In their search for innovative solutions to healthcare problems, hospital leaders have taken inspiration from several unlikely sources, from Disney to car manufacturers. Now Houston's MD Anderson Cancer Center, seeking to improve patient safety and standardize care, is looking to two more sources: the racing and aviation industries.
These industries have improved performance and safety via the use of hand-picked, "mission-critical" teams, and Anderson, seeking to provide the best possible care, is looking to the same strategies, Charles Cowles, M.D., Anderson's chief perioperative safety officer, told Hospitals & Health Networks in a video interview. In industries such as aviation and racing, Cowles said, success hinges on preparation and flexibility. So it goes with healthcare, he said, and "getting everybody on board with what task needs to be at hand, how to prepare for emergency and how to prepare for the unexpected [are] very important," he said.
Anderson maintains an integrated, interdisciplinary team, organized in a way that one team member can easily substitute for another if necessary. Duplicating the strategy at other hospitals would likely require considerable effort, Cowles said, but organizations should explore it regardless. "There's no reason why if a patient comes to an operating room in Houston, Texas, and we have one person assigned to attach an EKG monitor, one person assigned to help the patient move over, one team member assigned to do a timeout… that could be replicated at any hospital in the U.S.," he said.
The necessary preparation time for successfully implementing such a strategy made it a somewhat tough sell, Cowles added, but the preparation paid off, especially in crisis situations.
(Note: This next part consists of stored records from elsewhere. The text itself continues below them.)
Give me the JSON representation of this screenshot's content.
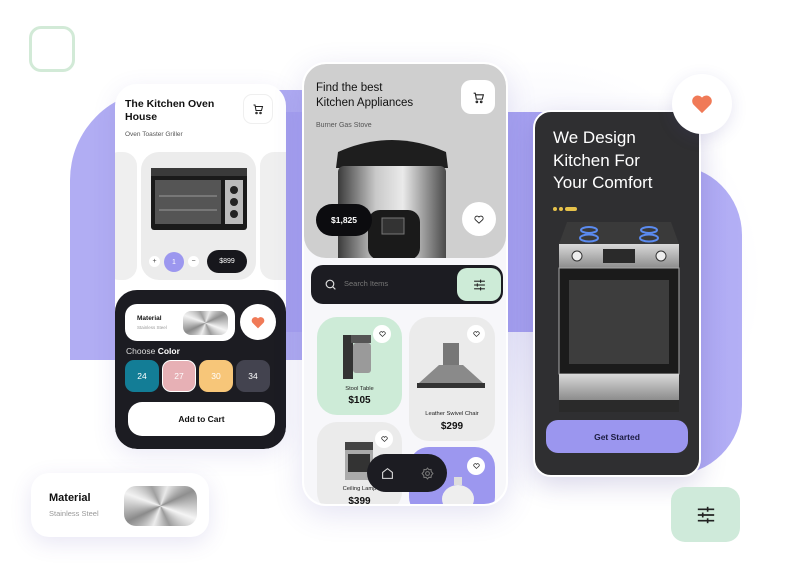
{
  "colors": {
    "accent_purple": "#9c97ef",
    "mint": "#cdebd7",
    "dark": "#1c1c22",
    "heart": "#f07a57"
  },
  "phone_left": {
    "title": "The Kitchen Oven House",
    "subtitle": "Oven Toaster Griller",
    "cart_icon": "cart-icon",
    "product": {
      "quantity_plus": "+",
      "quantity": "1",
      "quantity_minus": "−",
      "price": "$899"
    },
    "material": {
      "label": "Material",
      "value": "Stainless Steel"
    },
    "choose_color_prefix": "Choose",
    "choose_color_bold": "Color",
    "color_options": [
      {
        "label": "24",
        "color": "#137d96"
      },
      {
        "label": "27",
        "color": "#e7b0b5"
      },
      {
        "label": "30",
        "color": "#f7c679"
      },
      {
        "label": "34",
        "color": "#43434f"
      }
    ],
    "add_to_cart": "Add to Cart"
  },
  "phone_middle": {
    "title_line1": "Find the best",
    "title_line2": "Kitchen Appliances",
    "subtitle": "Burner Gas Stove",
    "price": "$1,825",
    "search_placeholder": "Search Items",
    "products": [
      {
        "name": "Stool Table",
        "price": "$105",
        "bg": "#cdebd7"
      },
      {
        "name": "Leather Swivel Chair",
        "price": "$299",
        "bg": "#ebebeb"
      },
      {
        "name": "Ceiling Lamp",
        "price": "$399",
        "bg": "#ebebeb"
      },
      {
        "name": "",
        "price": "",
        "bg": "#9c97ef"
      }
    ],
    "nav": [
      "home-icon",
      "settings-icon"
    ]
  },
  "phone_right": {
    "title_line1": "We Design",
    "title_line2": "Kitchen For",
    "title_line3": "Your Comfort",
    "cta": "Get Started"
  },
  "material_card": {
    "label": "Material",
    "value": "Stainless Steel"
  }
}
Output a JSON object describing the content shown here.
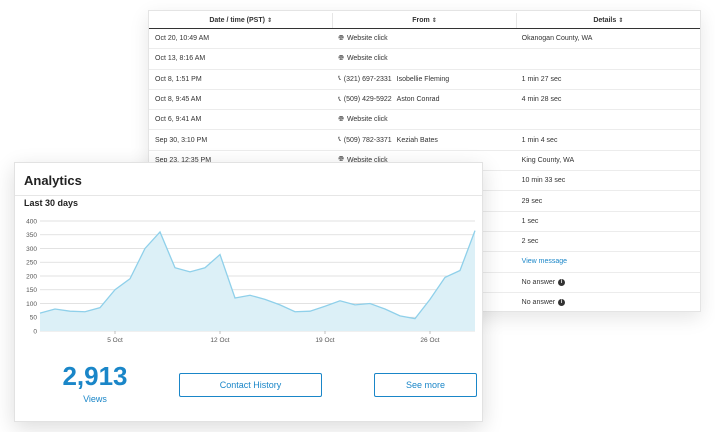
{
  "table": {
    "headers": {
      "date": "Date / time (PST)",
      "from": "From",
      "details": "Details",
      "sort_glyph": "⇕"
    },
    "rows": [
      {
        "date": "Oct 20, 10:49 AM",
        "from_icon": "globe-icon",
        "from": "Website click",
        "phone": "",
        "name": "",
        "details": "Okanogan County, WA",
        "details_type": "text"
      },
      {
        "date": "Oct 13, 8:16 AM",
        "from_icon": "globe-icon",
        "from": "Website click",
        "phone": "",
        "name": "",
        "details": "",
        "details_type": "text"
      },
      {
        "date": "Oct 8, 1:51 PM",
        "from_icon": "phone-icon",
        "from": "",
        "phone": "(321) 697-2331",
        "name": "Isobellie Fleming",
        "details": "1 min 27 sec",
        "details_type": "text"
      },
      {
        "date": "Oct 8, 9:45 AM",
        "from_icon": "phone-icon",
        "from": "",
        "phone": "(509) 429-5922",
        "name": "Aston Conrad",
        "details": "4 min 28 sec",
        "details_type": "text"
      },
      {
        "date": "Oct 6, 9:41 AM",
        "from_icon": "globe-icon",
        "from": "Website click",
        "phone": "",
        "name": "",
        "details": "",
        "details_type": "text"
      },
      {
        "date": "Sep 30, 3:10 PM",
        "from_icon": "phone-icon",
        "from": "",
        "phone": "(509) 782-3371",
        "name": "Keziah Bates",
        "details": "1 min 4 sec",
        "details_type": "text"
      },
      {
        "date": "Sep 23, 12:35 PM",
        "from_icon": "globe-icon",
        "from": "Website click",
        "phone": "",
        "name": "",
        "details": "King County, WA",
        "details_type": "text"
      },
      {
        "date": "",
        "from_icon": "",
        "from": "",
        "phone": "",
        "name": "",
        "details": "10 min 33 sec",
        "details_type": "text"
      },
      {
        "date": "",
        "from_icon": "",
        "from": "",
        "phone": "",
        "name": "",
        "details": "29 sec",
        "details_type": "text"
      },
      {
        "date": "",
        "from_icon": "",
        "from": "",
        "phone": "",
        "name": "",
        "details": "1 sec",
        "details_type": "text"
      },
      {
        "date": "",
        "from_icon": "",
        "from": "",
        "phone": "",
        "name": "",
        "details": "2 sec",
        "details_type": "text"
      },
      {
        "date": "",
        "from_icon": "",
        "from": "",
        "phone": "",
        "name": "",
        "details": "View message",
        "details_type": "link"
      },
      {
        "date": "",
        "from_icon": "",
        "from": "",
        "phone": "",
        "name": "",
        "details": "No answer",
        "details_type": "no-answer"
      },
      {
        "date": "",
        "from_icon": "",
        "from": "",
        "phone": "",
        "name": "",
        "details": "No answer",
        "details_type": "no-answer"
      }
    ]
  },
  "analytics": {
    "title": "Analytics",
    "subtitle": "Last 30 days",
    "views_count": "2,913",
    "views_label": "Views",
    "contact_history_label": "Contact History",
    "see_more_label": "See more"
  },
  "colors": {
    "accent": "#1a86c8",
    "area_fill": "#dcf0f7",
    "area_line": "#8fd0ea"
  },
  "chart_data": {
    "type": "area",
    "x_tick_labels": [
      "5 Oct",
      "12 Oct",
      "19 Oct",
      "26 Oct"
    ],
    "x_tick_index": [
      5,
      12,
      19,
      26
    ],
    "ylim": [
      0,
      400
    ],
    "y_ticks": [
      0,
      50,
      100,
      150,
      200,
      250,
      300,
      350,
      400
    ],
    "grid": true,
    "series": [
      {
        "values": [
          65,
          80,
          72,
          70,
          85,
          150,
          190,
          300,
          360,
          230,
          215,
          230,
          278,
          120,
          130,
          115,
          95,
          70,
          72,
          90,
          110,
          95,
          100,
          80,
          55,
          45,
          115,
          195,
          220,
          365
        ]
      }
    ]
  }
}
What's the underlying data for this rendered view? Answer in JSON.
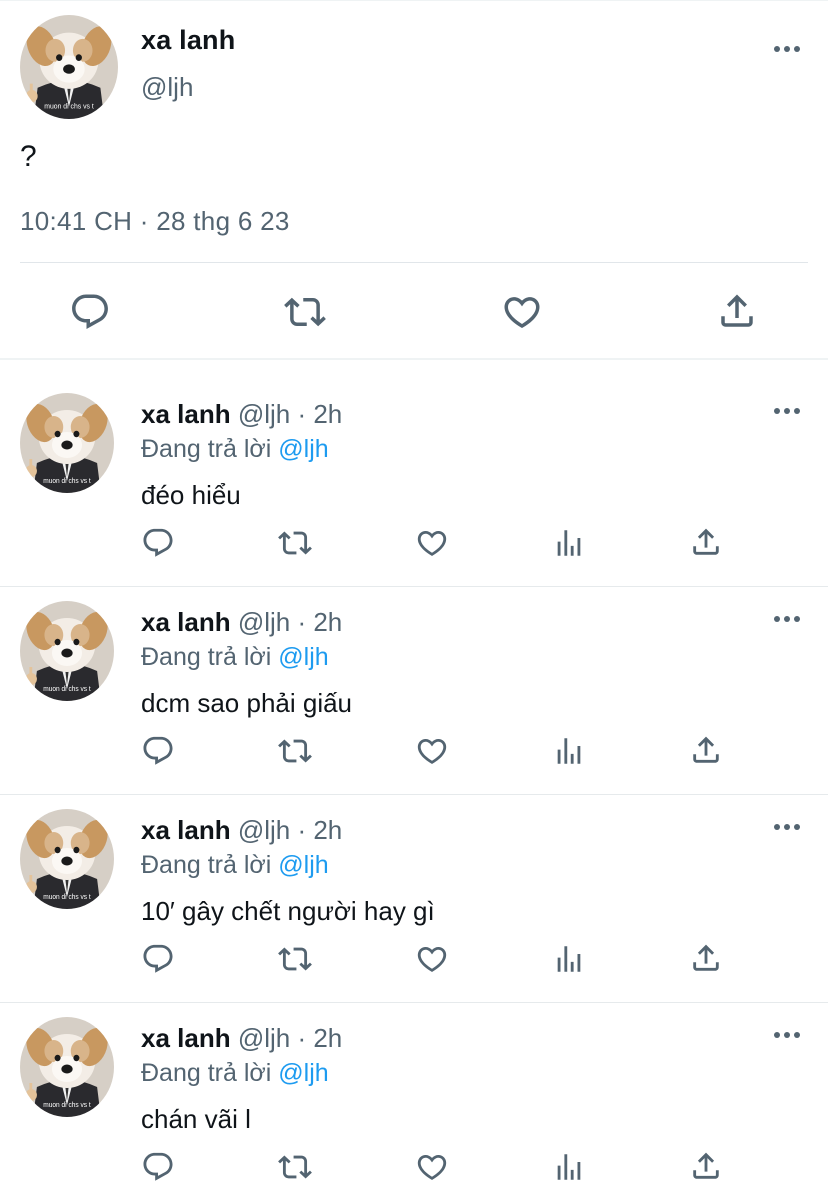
{
  "main_tweet": {
    "name": "xa lanh",
    "handle": "@ljh",
    "text": "?",
    "timestamp": "10:41 CH · 28 thg 6 23",
    "avatar_caption": "muon di chs vs t",
    "icons": [
      "reply-icon",
      "retweet-icon",
      "like-icon",
      "share-icon",
      "more-icon"
    ]
  },
  "replies": [
    {
      "name": "xa lanh",
      "meta": "@ljh · 2h",
      "replying_prefix": "Đang trả lời",
      "replying_mention": "@ljh",
      "text": "đéo hiểu",
      "avatar_caption": "muon di chs vs t"
    },
    {
      "name": "xa lanh",
      "meta": "@ljh · 2h",
      "replying_prefix": "Đang trả lời",
      "replying_mention": "@ljh",
      "text": "dcm sao phải giấu",
      "avatar_caption": "muon di chs vs t"
    },
    {
      "name": "xa lanh",
      "meta": "@ljh · 2h",
      "replying_prefix": "Đang trả lời",
      "replying_mention": "@ljh",
      "text": "10′ gây chết người hay gì",
      "avatar_caption": "muon di chs vs t"
    },
    {
      "name": "xa lanh",
      "meta": "@ljh · 2h",
      "replying_prefix": "Đang trả lời",
      "replying_mention": "@ljh",
      "text": "chán vãi l",
      "avatar_caption": "muon di chs vs t"
    }
  ],
  "colors": {
    "text": "#0f1419",
    "secondary": "#536471",
    "mention": "#1d9bf0",
    "icon": "#536471",
    "divider": "#eff3f4"
  },
  "reply_icons": [
    "reply-icon",
    "retweet-icon",
    "like-icon",
    "views-icon",
    "share-icon",
    "more-icon"
  ]
}
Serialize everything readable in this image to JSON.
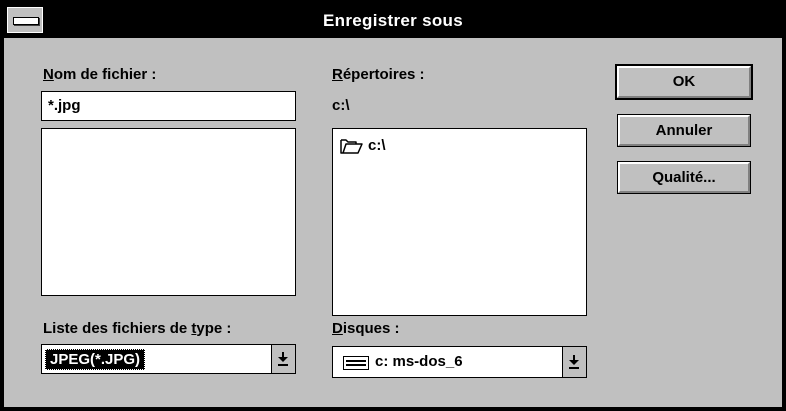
{
  "window": {
    "title": "Enregistrer sous"
  },
  "filename": {
    "label_u": "N",
    "label_rest": "om de fichier :",
    "value": "*.jpg",
    "files": []
  },
  "directories": {
    "label_u": "R",
    "label_rest": "épertoires :",
    "current_path": "c:\\",
    "items": [
      {
        "name": "c:\\",
        "icon": "open-folder-icon"
      }
    ]
  },
  "filetype": {
    "label_before": "Liste des fichiers de ",
    "label_u": "t",
    "label_after": "ype :",
    "selected": "JPEG(*.JPG)"
  },
  "drives": {
    "label_u": "D",
    "label_rest": "isques :",
    "selected": "c: ms-dos_6",
    "icon": "drive-icon"
  },
  "buttons": {
    "ok": "OK",
    "cancel": "Annuler",
    "quality": "Qualité..."
  }
}
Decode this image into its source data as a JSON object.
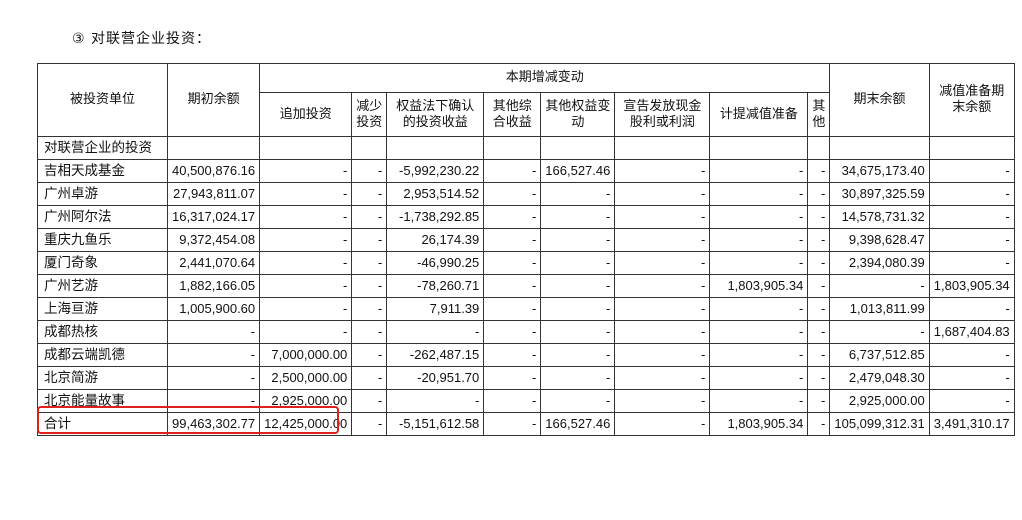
{
  "title": "③ 对联营企业投资：",
  "headers": {
    "investee": "被投资单位",
    "opening": "期初余额",
    "changes_group": "本期增减变动",
    "add_invest": "追加投资",
    "reduce_invest": "减少投资",
    "equity_income": "权益法下确认的投资收益",
    "other_ci": "其他综合收益",
    "other_equity": "其他权益变动",
    "dividends": "宣告发放现金股利或利润",
    "impairment": "计提减值准备",
    "other": "其他",
    "closing": "期末余额",
    "impairment_closing": "减值准备期末余额"
  },
  "section_label": "对联营企业的投资",
  "rows": [
    {
      "name": "吉相天成基金",
      "opening": "40,500,876.16",
      "add": "-",
      "reduce": "-",
      "equity_income": "-5,992,230.22",
      "other_ci": "-",
      "other_equity": "166,527.46",
      "dividends": "-",
      "impairment": "-",
      "other": "-",
      "closing": "34,675,173.40",
      "impairment_closing": "-"
    },
    {
      "name": "广州卓游",
      "opening": "27,943,811.07",
      "add": "-",
      "reduce": "-",
      "equity_income": "2,953,514.52",
      "other_ci": "-",
      "other_equity": "-",
      "dividends": "-",
      "impairment": "-",
      "other": "-",
      "closing": "30,897,325.59",
      "impairment_closing": "-"
    },
    {
      "name": "广州阿尔法",
      "opening": "16,317,024.17",
      "add": "-",
      "reduce": "-",
      "equity_income": "-1,738,292.85",
      "other_ci": "-",
      "other_equity": "-",
      "dividends": "-",
      "impairment": "-",
      "other": "-",
      "closing": "14,578,731.32",
      "impairment_closing": "-"
    },
    {
      "name": "重庆九鱼乐",
      "opening": "9,372,454.08",
      "add": "-",
      "reduce": "-",
      "equity_income": "26,174.39",
      "other_ci": "-",
      "other_equity": "-",
      "dividends": "-",
      "impairment": "-",
      "other": "-",
      "closing": "9,398,628.47",
      "impairment_closing": "-"
    },
    {
      "name": "厦门奇象",
      "opening": "2,441,070.64",
      "add": "-",
      "reduce": "-",
      "equity_income": "-46,990.25",
      "other_ci": "-",
      "other_equity": "-",
      "dividends": "-",
      "impairment": "-",
      "other": "-",
      "closing": "2,394,080.39",
      "impairment_closing": "-"
    },
    {
      "name": "广州艺游",
      "opening": "1,882,166.05",
      "add": "-",
      "reduce": "-",
      "equity_income": "-78,260.71",
      "other_ci": "-",
      "other_equity": "-",
      "dividends": "-",
      "impairment": "1,803,905.34",
      "other": "-",
      "closing": "-",
      "impairment_closing": "1,803,905.34"
    },
    {
      "name": "上海亘游",
      "opening": "1,005,900.60",
      "add": "-",
      "reduce": "-",
      "equity_income": "7,911.39",
      "other_ci": "-",
      "other_equity": "-",
      "dividends": "-",
      "impairment": "-",
      "other": "-",
      "closing": "1,013,811.99",
      "impairment_closing": "-"
    },
    {
      "name": "成都热核",
      "opening": "-",
      "add": "-",
      "reduce": "-",
      "equity_income": "-",
      "other_ci": "-",
      "other_equity": "-",
      "dividends": "-",
      "impairment": "-",
      "other": "-",
      "closing": "-",
      "impairment_closing": "1,687,404.83"
    },
    {
      "name": "成都云端凯德",
      "opening": "-",
      "add": "7,000,000.00",
      "reduce": "-",
      "equity_income": "-262,487.15",
      "other_ci": "-",
      "other_equity": "-",
      "dividends": "-",
      "impairment": "-",
      "other": "-",
      "closing": "6,737,512.85",
      "impairment_closing": "-"
    },
    {
      "name": "北京简游",
      "opening": "-",
      "add": "2,500,000.00",
      "reduce": "-",
      "equity_income": "-20,951.70",
      "other_ci": "-",
      "other_equity": "-",
      "dividends": "-",
      "impairment": "-",
      "other": "-",
      "closing": "2,479,048.30",
      "impairment_closing": "-"
    },
    {
      "name": "北京能量故事",
      "opening": "-",
      "add": "2,925,000.00",
      "reduce": "-",
      "equity_income": "-",
      "other_ci": "-",
      "other_equity": "-",
      "dividends": "-",
      "impairment": "-",
      "other": "-",
      "closing": "2,925,000.00",
      "impairment_closing": "-"
    }
  ],
  "total": {
    "name": "合计",
    "opening": "99,463,302.77",
    "add": "12,425,000.00",
    "reduce": "-",
    "equity_income": "-5,151,612.58",
    "other_ci": "-",
    "other_equity": "166,527.46",
    "dividends": "-",
    "impairment": "1,803,905.34",
    "other": "-",
    "closing": "105,099,312.31",
    "impairment_closing": "3,491,310.17"
  },
  "highlight_color": "#e0201a"
}
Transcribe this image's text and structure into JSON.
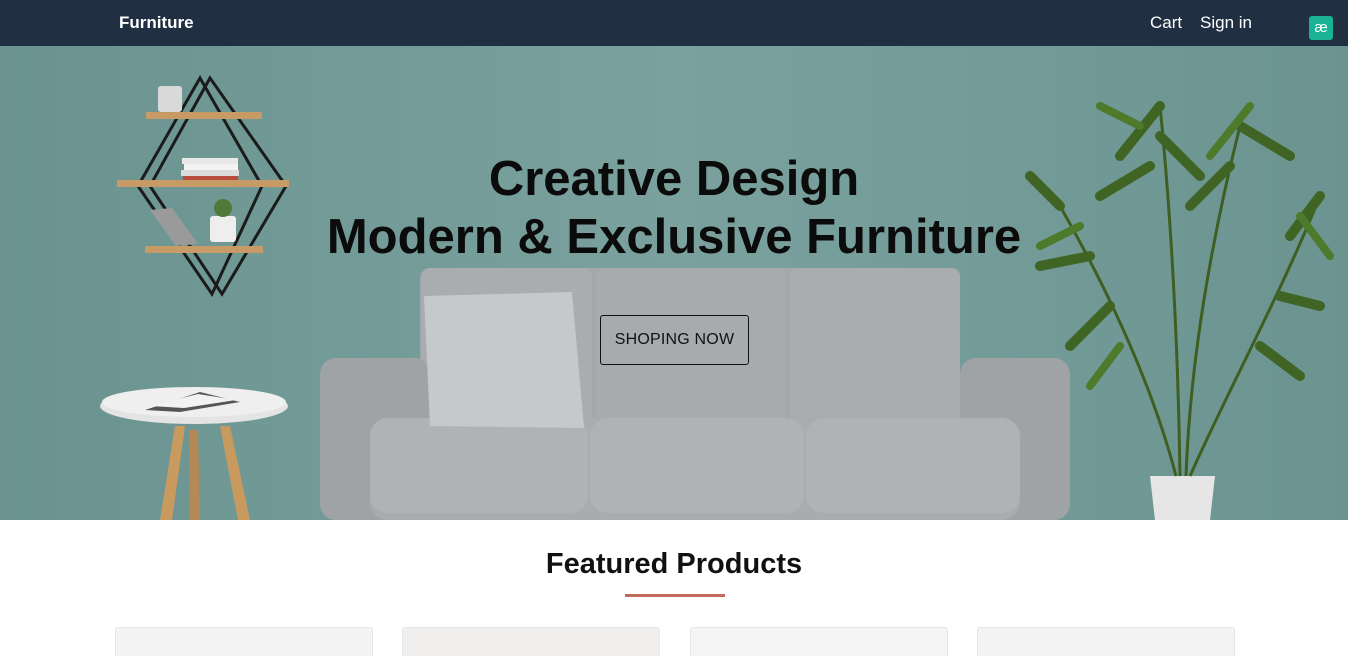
{
  "navbar": {
    "brand": "Furniture",
    "links": {
      "cart": "Cart",
      "signin": "Sign in"
    },
    "extension_badge": "æ",
    "background": "#212f43"
  },
  "hero": {
    "title_line1": "Creative Design",
    "title_line2": "Modern & Exclusive Furniture",
    "button_label": "SHOPING NOW",
    "wall_color": "#6f9693"
  },
  "featured": {
    "title": "Featured Products",
    "accent_color": "#c26a5c",
    "products": [
      {
        "icon": "product-image"
      },
      {
        "icon": "product-image"
      },
      {
        "icon": "product-image"
      },
      {
        "icon": "product-image"
      }
    ]
  }
}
Like airplane pilots, Cowles said, simulation exercises are vital to the approach's success, because no matter how competent the team members, they must be prepared for an unexpected crisis situation.
To learn more:
- watch the interview